### Task item:
Since only a count is wanted, work out how many lines in the material below contain the word "value" and return that number.

---- Data extract

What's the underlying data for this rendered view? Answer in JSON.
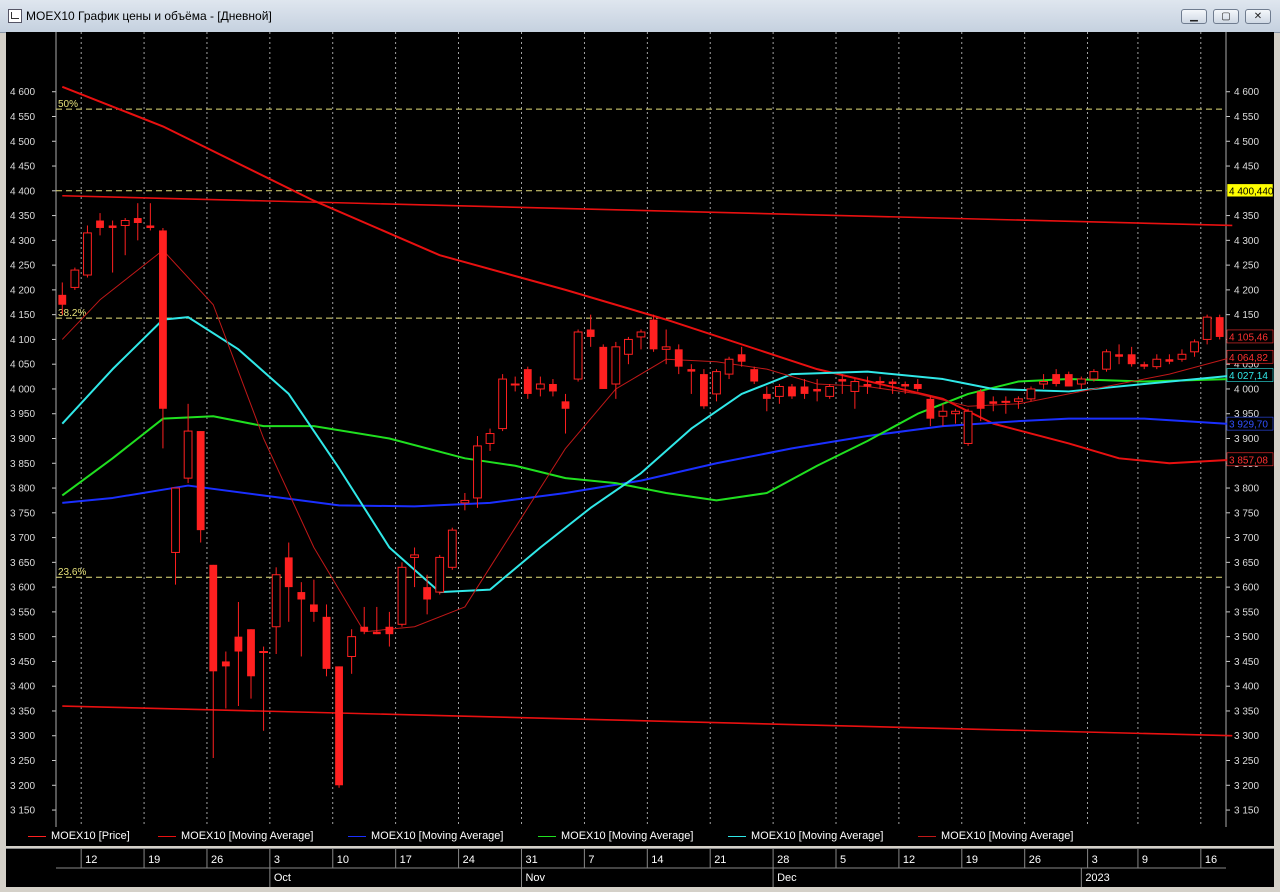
{
  "window": {
    "title": "MOEX10 График цены и объёма - [Дневной]",
    "minimize_label": "▁",
    "maximize_label": "▢",
    "close_label": "✕"
  },
  "colors": {
    "background": "#000000",
    "candle": "#ff2020",
    "trend": "#e81010",
    "ma_fast": "#c01818",
    "ma_blue": "#1a2fff",
    "ma_green": "#20e020",
    "ma_cyan": "#30e8e8",
    "fib": "#e6e07a",
    "grid": "#c8c8c8"
  },
  "chart_data": {
    "type": "candlestick",
    "title": "MOEX10",
    "ylim": [
      3140,
      4660
    ],
    "yticks": [
      3150,
      3200,
      3250,
      3300,
      3350,
      3400,
      3450,
      3500,
      3550,
      3600,
      3650,
      3700,
      3750,
      3800,
      3850,
      3900,
      3950,
      4000,
      4050,
      4100,
      4150,
      4200,
      4250,
      4300,
      4350,
      4400,
      4450,
      4500,
      4550,
      4600
    ],
    "ytick_labels": [
      "3 150",
      "3 200",
      "3 250",
      "3 300",
      "3 350",
      "3 400",
      "3 450",
      "3 500",
      "3 550",
      "3 600",
      "3 650",
      "3 700",
      "3 750",
      "3 800",
      "3 850",
      "3 900",
      "3 950",
      "4 000",
      "4 050",
      "4 100",
      "4 150",
      "4 200",
      "4 250",
      "4 300",
      "4 350",
      "4 400",
      "4 450",
      "4 500",
      "4 550",
      "4 600"
    ],
    "x_day_labels": [
      "12",
      "19",
      "26",
      "3",
      "10",
      "17",
      "24",
      "31",
      "7",
      "14",
      "21",
      "28",
      "5",
      "12",
      "19",
      "26",
      "3",
      "9",
      "16"
    ],
    "x_day_label_slots": [
      2,
      7,
      12,
      17,
      22,
      27,
      32,
      37,
      42,
      47,
      52,
      57,
      62,
      67,
      72,
      77,
      82,
      86,
      91
    ],
    "x_month_labels": [
      "Oct",
      "Nov",
      "Dec",
      "2023"
    ],
    "x_month_label_slots": [
      17,
      37,
      57,
      81.5
    ],
    "num_slots": 93,
    "candles": [
      {
        "o": 4190,
        "h": 4215,
        "l": 4150,
        "c": 4170
      },
      {
        "o": 4205,
        "h": 4245,
        "l": 4200,
        "c": 4240
      },
      {
        "o": 4230,
        "h": 4330,
        "l": 4225,
        "c": 4315
      },
      {
        "o": 4340,
        "h": 4355,
        "l": 4310,
        "c": 4325
      },
      {
        "o": 4330,
        "h": 4340,
        "l": 4235,
        "c": 4325
      },
      {
        "o": 4330,
        "h": 4345,
        "l": 4270,
        "c": 4340
      },
      {
        "o": 4345,
        "h": 4375,
        "l": 4300,
        "c": 4335
      },
      {
        "o": 4330,
        "h": 4375,
        "l": 4320,
        "c": 4325
      },
      {
        "o": 4320,
        "h": 4325,
        "l": 3880,
        "c": 3960
      },
      {
        "o": 3670,
        "h": 3800,
        "l": 3605,
        "c": 3800
      },
      {
        "o": 3820,
        "h": 3970,
        "l": 3810,
        "c": 3915
      },
      {
        "o": 3915,
        "h": 3915,
        "l": 3690,
        "c": 3715
      },
      {
        "o": 3645,
        "h": 3645,
        "l": 3255,
        "c": 3430
      },
      {
        "o": 3450,
        "h": 3470,
        "l": 3355,
        "c": 3440
      },
      {
        "o": 3500,
        "h": 3570,
        "l": 3360,
        "c": 3470
      },
      {
        "o": 3515,
        "h": 3515,
        "l": 3375,
        "c": 3420
      },
      {
        "o": 3470,
        "h": 3480,
        "l": 3310,
        "c": 3470
      },
      {
        "o": 3520,
        "h": 3640,
        "l": 3465,
        "c": 3625
      },
      {
        "o": 3660,
        "h": 3690,
        "l": 3530,
        "c": 3600
      },
      {
        "o": 3590,
        "h": 3610,
        "l": 3460,
        "c": 3575
      },
      {
        "o": 3565,
        "h": 3615,
        "l": 3530,
        "c": 3550
      },
      {
        "o": 3540,
        "h": 3565,
        "l": 3420,
        "c": 3435
      },
      {
        "o": 3440,
        "h": 3440,
        "l": 3195,
        "c": 3200
      },
      {
        "o": 3460,
        "h": 3515,
        "l": 3425,
        "c": 3500
      },
      {
        "o": 3520,
        "h": 3560,
        "l": 3505,
        "c": 3510
      },
      {
        "o": 3510,
        "h": 3560,
        "l": 3505,
        "c": 3505
      },
      {
        "o": 3520,
        "h": 3550,
        "l": 3480,
        "c": 3505
      },
      {
        "o": 3525,
        "h": 3650,
        "l": 3520,
        "c": 3640
      },
      {
        "o": 3660,
        "h": 3680,
        "l": 3600,
        "c": 3665
      },
      {
        "o": 3600,
        "h": 3625,
        "l": 3545,
        "c": 3575
      },
      {
        "o": 3590,
        "h": 3665,
        "l": 3585,
        "c": 3660
      },
      {
        "o": 3640,
        "h": 3720,
        "l": 3635,
        "c": 3715
      },
      {
        "o": 3770,
        "h": 3790,
        "l": 3755,
        "c": 3775
      },
      {
        "o": 3780,
        "h": 3905,
        "l": 3760,
        "c": 3885
      },
      {
        "o": 3890,
        "h": 3920,
        "l": 3875,
        "c": 3910
      },
      {
        "o": 3920,
        "h": 4030,
        "l": 3915,
        "c": 4020
      },
      {
        "o": 4010,
        "h": 4025,
        "l": 3995,
        "c": 4010
      },
      {
        "o": 4040,
        "h": 4045,
        "l": 3980,
        "c": 3990
      },
      {
        "o": 4000,
        "h": 4025,
        "l": 3985,
        "c": 4010
      },
      {
        "o": 4010,
        "h": 4020,
        "l": 3985,
        "c": 3995
      },
      {
        "o": 3975,
        "h": 3990,
        "l": 3910,
        "c": 3960
      },
      {
        "o": 4020,
        "h": 4120,
        "l": 4015,
        "c": 4115
      },
      {
        "o": 4120,
        "h": 4150,
        "l": 4085,
        "c": 4105
      },
      {
        "o": 4085,
        "h": 4090,
        "l": 4000,
        "c": 4000
      },
      {
        "o": 4010,
        "h": 4095,
        "l": 3980,
        "c": 4085
      },
      {
        "o": 4070,
        "h": 4105,
        "l": 4050,
        "c": 4100
      },
      {
        "o": 4105,
        "h": 4120,
        "l": 4080,
        "c": 4115
      },
      {
        "o": 4140,
        "h": 4150,
        "l": 4075,
        "c": 4080
      },
      {
        "o": 4080,
        "h": 4120,
        "l": 4050,
        "c": 4085
      },
      {
        "o": 4080,
        "h": 4090,
        "l": 4030,
        "c": 4045
      },
      {
        "o": 4040,
        "h": 4050,
        "l": 3990,
        "c": 4035
      },
      {
        "o": 4030,
        "h": 4040,
        "l": 3960,
        "c": 3965
      },
      {
        "o": 3990,
        "h": 4040,
        "l": 3975,
        "c": 4035
      },
      {
        "o": 4030,
        "h": 4065,
        "l": 4020,
        "c": 4060
      },
      {
        "o": 4070,
        "h": 4085,
        "l": 4045,
        "c": 4055
      },
      {
        "o": 4040,
        "h": 4045,
        "l": 4010,
        "c": 4015
      },
      {
        "o": 3990,
        "h": 4005,
        "l": 3955,
        "c": 3980
      },
      {
        "o": 3985,
        "h": 4010,
        "l": 3970,
        "c": 4005
      },
      {
        "o": 4005,
        "h": 4010,
        "l": 3980,
        "c": 3985
      },
      {
        "o": 4005,
        "h": 4020,
        "l": 3980,
        "c": 3990
      },
      {
        "o": 4000,
        "h": 4020,
        "l": 3975,
        "c": 3995
      },
      {
        "o": 3985,
        "h": 4010,
        "l": 3980,
        "c": 4005
      },
      {
        "o": 4020,
        "h": 4030,
        "l": 3990,
        "c": 4015
      },
      {
        "o": 3995,
        "h": 4020,
        "l": 3960,
        "c": 4015
      },
      {
        "o": 4010,
        "h": 4025,
        "l": 3990,
        "c": 4005
      },
      {
        "o": 4015,
        "h": 4025,
        "l": 4000,
        "c": 4015
      },
      {
        "o": 4015,
        "h": 4020,
        "l": 3990,
        "c": 4010
      },
      {
        "o": 4010,
        "h": 4015,
        "l": 3990,
        "c": 4005
      },
      {
        "o": 4010,
        "h": 4020,
        "l": 3995,
        "c": 4000
      },
      {
        "o": 3980,
        "h": 3985,
        "l": 3925,
        "c": 3940
      },
      {
        "o": 3945,
        "h": 3970,
        "l": 3925,
        "c": 3955
      },
      {
        "o": 3950,
        "h": 3960,
        "l": 3930,
        "c": 3955
      },
      {
        "o": 3890,
        "h": 3960,
        "l": 3885,
        "c": 3955
      },
      {
        "o": 3995,
        "h": 4000,
        "l": 3935,
        "c": 3960
      },
      {
        "o": 3975,
        "h": 3985,
        "l": 3955,
        "c": 3970
      },
      {
        "o": 3975,
        "h": 3985,
        "l": 3950,
        "c": 3975
      },
      {
        "o": 3975,
        "h": 3985,
        "l": 3960,
        "c": 3980
      },
      {
        "o": 3980,
        "h": 4005,
        "l": 3975,
        "c": 4000
      },
      {
        "o": 4010,
        "h": 4030,
        "l": 4000,
        "c": 4015
      },
      {
        "o": 4030,
        "h": 4040,
        "l": 4005,
        "c": 4010
      },
      {
        "o": 4030,
        "h": 4035,
        "l": 4005,
        "c": 4005
      },
      {
        "o": 4010,
        "h": 4025,
        "l": 4000,
        "c": 4020
      },
      {
        "o": 4020,
        "h": 4040,
        "l": 4015,
        "c": 4035
      },
      {
        "o": 4040,
        "h": 4080,
        "l": 4035,
        "c": 4075
      },
      {
        "o": 4070,
        "h": 4090,
        "l": 4050,
        "c": 4065
      },
      {
        "o": 4070,
        "h": 4085,
        "l": 4045,
        "c": 4050
      },
      {
        "o": 4050,
        "h": 4055,
        "l": 4040,
        "c": 4045
      },
      {
        "o": 4045,
        "h": 4070,
        "l": 4040,
        "c": 4060
      },
      {
        "o": 4060,
        "h": 4070,
        "l": 4050,
        "c": 4055
      },
      {
        "o": 4060,
        "h": 4080,
        "l": 4055,
        "c": 4070
      },
      {
        "o": 4075,
        "h": 4100,
        "l": 4065,
        "c": 4095
      },
      {
        "o": 4100,
        "h": 4150,
        "l": 4090,
        "c": 4145
      },
      {
        "o": 4145,
        "h": 4150,
        "l": 4100,
        "c": 4105
      }
    ],
    "overlays": {
      "trend_upper": [
        [
          0,
          4610
        ],
        [
          8,
          4530
        ],
        [
          20,
          4380
        ],
        [
          30,
          4270
        ],
        [
          40,
          4200
        ],
        [
          48,
          4140
        ],
        [
          60,
          4040
        ],
        [
          70,
          3980
        ],
        [
          74,
          3930
        ],
        [
          80,
          3890
        ],
        [
          84,
          3860
        ],
        [
          88,
          3850
        ],
        [
          93,
          3857
        ]
      ],
      "trend_top_flat": [
        [
          0,
          4390
        ],
        [
          93,
          4330
        ]
      ],
      "trend_bottom_flat": [
        [
          0,
          3360
        ],
        [
          93,
          3300
        ]
      ],
      "ma_fast": [
        [
          0,
          4100
        ],
        [
          3,
          4180
        ],
        [
          8,
          4280
        ],
        [
          12,
          4170
        ],
        [
          16,
          3900
        ],
        [
          20,
          3680
        ],
        [
          24,
          3510
        ],
        [
          28,
          3520
        ],
        [
          32,
          3560
        ],
        [
          36,
          3720
        ],
        [
          40,
          3880
        ],
        [
          44,
          4000
        ],
        [
          48,
          4060
        ],
        [
          52,
          4055
        ],
        [
          56,
          4040
        ],
        [
          60,
          4010
        ],
        [
          64,
          4005
        ],
        [
          68,
          3990
        ],
        [
          72,
          3965
        ],
        [
          76,
          3970
        ],
        [
          80,
          3990
        ],
        [
          84,
          4010
        ],
        [
          88,
          4030
        ],
        [
          93,
          4064
        ]
      ],
      "ma_blue": [
        [
          0,
          3770
        ],
        [
          4,
          3780
        ],
        [
          10,
          3805
        ],
        [
          16,
          3785
        ],
        [
          22,
          3765
        ],
        [
          28,
          3763
        ],
        [
          34,
          3770
        ],
        [
          40,
          3790
        ],
        [
          46,
          3815
        ],
        [
          52,
          3850
        ],
        [
          58,
          3880
        ],
        [
          64,
          3905
        ],
        [
          70,
          3925
        ],
        [
          76,
          3935
        ],
        [
          80,
          3940
        ],
        [
          86,
          3940
        ],
        [
          93,
          3929
        ]
      ],
      "ma_green": [
        [
          0,
          3785
        ],
        [
          4,
          3860
        ],
        [
          8,
          3940
        ],
        [
          12,
          3945
        ],
        [
          16,
          3925
        ],
        [
          20,
          3925
        ],
        [
          26,
          3900
        ],
        [
          32,
          3860
        ],
        [
          36,
          3845
        ],
        [
          40,
          3820
        ],
        [
          44,
          3810
        ],
        [
          48,
          3790
        ],
        [
          52,
          3775
        ],
        [
          56,
          3790
        ],
        [
          60,
          3845
        ],
        [
          64,
          3895
        ],
        [
          68,
          3950
        ],
        [
          72,
          3990
        ],
        [
          76,
          4015
        ],
        [
          80,
          4020
        ],
        [
          86,
          4015
        ],
        [
          93,
          4020
        ]
      ],
      "ma_cyan": [
        [
          0,
          3930
        ],
        [
          4,
          4040
        ],
        [
          8,
          4140
        ],
        [
          10,
          4145
        ],
        [
          14,
          4080
        ],
        [
          18,
          3990
        ],
        [
          22,
          3840
        ],
        [
          26,
          3680
        ],
        [
          30,
          3590
        ],
        [
          34,
          3595
        ],
        [
          38,
          3680
        ],
        [
          42,
          3760
        ],
        [
          46,
          3830
        ],
        [
          50,
          3920
        ],
        [
          54,
          3990
        ],
        [
          58,
          4030
        ],
        [
          64,
          4035
        ],
        [
          70,
          4020
        ],
        [
          74,
          4000
        ],
        [
          80,
          3995
        ],
        [
          86,
          4010
        ],
        [
          93,
          4027
        ]
      ],
      "fib_levels": [
        {
          "value": 4565,
          "label": "50%"
        },
        {
          "value": 4400,
          "label": ""
        },
        {
          "value": 4143,
          "label": "38.2%"
        },
        {
          "value": 3620,
          "label": "23.6%"
        }
      ],
      "price_tags": [
        {
          "value": 4400,
          "label": "4 400,440",
          "bg": "#ffff00",
          "fg": "#000000"
        },
        {
          "value": 4105,
          "label": "4 105,46",
          "bg": "#000000",
          "fg": "#ff3030"
        },
        {
          "value": 4064,
          "label": "4 064,82",
          "bg": "#000000",
          "fg": "#ff3030"
        },
        {
          "value": 4027,
          "label": "4 027,14",
          "bg": "#000000",
          "fg": "#30e8e8"
        },
        {
          "value": 3929,
          "label": "3 929,70",
          "bg": "#000000",
          "fg": "#3050ff"
        },
        {
          "value": 3857,
          "label": "3 857,08",
          "bg": "#000000",
          "fg": "#ff3030"
        }
      ]
    },
    "legend": [
      {
        "label": "MOEX10 [Price]",
        "color": "#ff2020"
      },
      {
        "label": "MOEX10 [Moving Average]",
        "color": "#e81010"
      },
      {
        "label": "MOEX10 [Moving Average]",
        "color": "#1a2fff"
      },
      {
        "label": "MOEX10 [Moving Average]",
        "color": "#20e020"
      },
      {
        "label": "MOEX10 [Moving Average]",
        "color": "#30e8e8"
      },
      {
        "label": "MOEX10 [Moving Average]",
        "color": "#c01818"
      }
    ]
  }
}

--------

### Solved problem:
10